On Friday Mozilla released our latest Audio API/WebGL demo on Mozilla Hacks, called No Comply. We’ve already written a post about it, so I won’t repeat all that now. If you haven’t seen it yet, please check it out. We’re really proud of it.
What I wanted to mention today are some of the cool things that came out of building this demo. We built this demo for the open web, using the open web and open tools, and that meant creating some neat new things you might want to play with:
- Bobby Richter has written a good post on his work to get octrees into CubicVR.js. This let us integrate way more lighting, and push our framerates way up. Bobby also hacked Blender to allow us to do proper COLLADA exports, and his patches are here.
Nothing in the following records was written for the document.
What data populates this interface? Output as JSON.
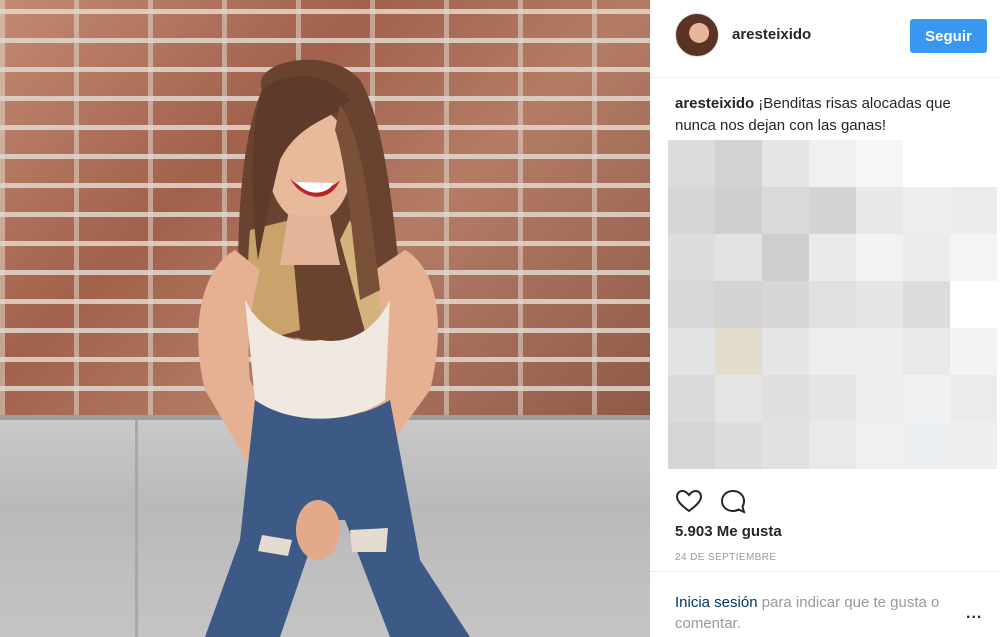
{
  "post": {
    "username": "aresteixido",
    "follow_label": "Seguir",
    "caption_user": "aresteixido",
    "caption_text": "¡Benditas risas alocadas que nunca nos dejan con las ganas!",
    "likes": "5.903 Me gusta",
    "date": "24 DE SEPTIEMBRE",
    "login_link": "Inicia sesión",
    "login_rest": " para indicar que te gusta o comentar.",
    "more_label": "..."
  },
  "icons": {
    "like": "heart-icon",
    "comment": "comment-bubble-icon",
    "more": "more-options-icon"
  },
  "colors": {
    "follow_button": "#3897f0",
    "link": "#003569",
    "muted_text": "#999999",
    "text": "#262626"
  }
}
- Al MacDonald worked on a complete HTML5 Sprite tool called Sprite Viking. This thing on its own is a demo in itself, and it allowed us to iterate really quickly and test new animations. You can load all our sprites into this, and then see their various animation steps.
- Charles Cliffe has put up a bunch of images and video of the process of using Blender to build our 3D scenes. He also created a WebGL Scene Viewer, which allowed our designer to walk through the 3D world and drop textures into place. It’s very cool to play with as well, and lets you revisit all the sections of the demo and move around.
- Speaking of the graphics and textures, those are all in github along with the code. Omar Noory did a great job on these, and we’d love if you reused them for something else cool.
My own work was really focused on integrating all the million bits of JS we use, and having them run fast. Here’s what our demo’s framerate graph looked like when we first integrated all the pieces (green is good, red is…not good):
You can clearly see how much work we had to do here, both in terms of getting framerates up, killing GC/CC pauses (the vertical spikes where the main thread gets locked), and moving heavy resource loading off the main thread. Here’s what it looks like now:
The story of how we changed one into the other is long, and it’s equal parts optimizing our code and working with Mozilla to get Firefox 4 to run faster–many bugs were killed in the making of this demo. By the way, I’m using Patrick Walton’s amazing Framerate Counter extension to get this data.
If you’re thinking about building graphically intense web apps or games, using complex audio analysis, creating web pages that are larger and more complex than anything you’ve seen up to now, we’d encourage you to do it. The web is ready to do a lot more than people think, and Firefox 4 is leading the way on much of it.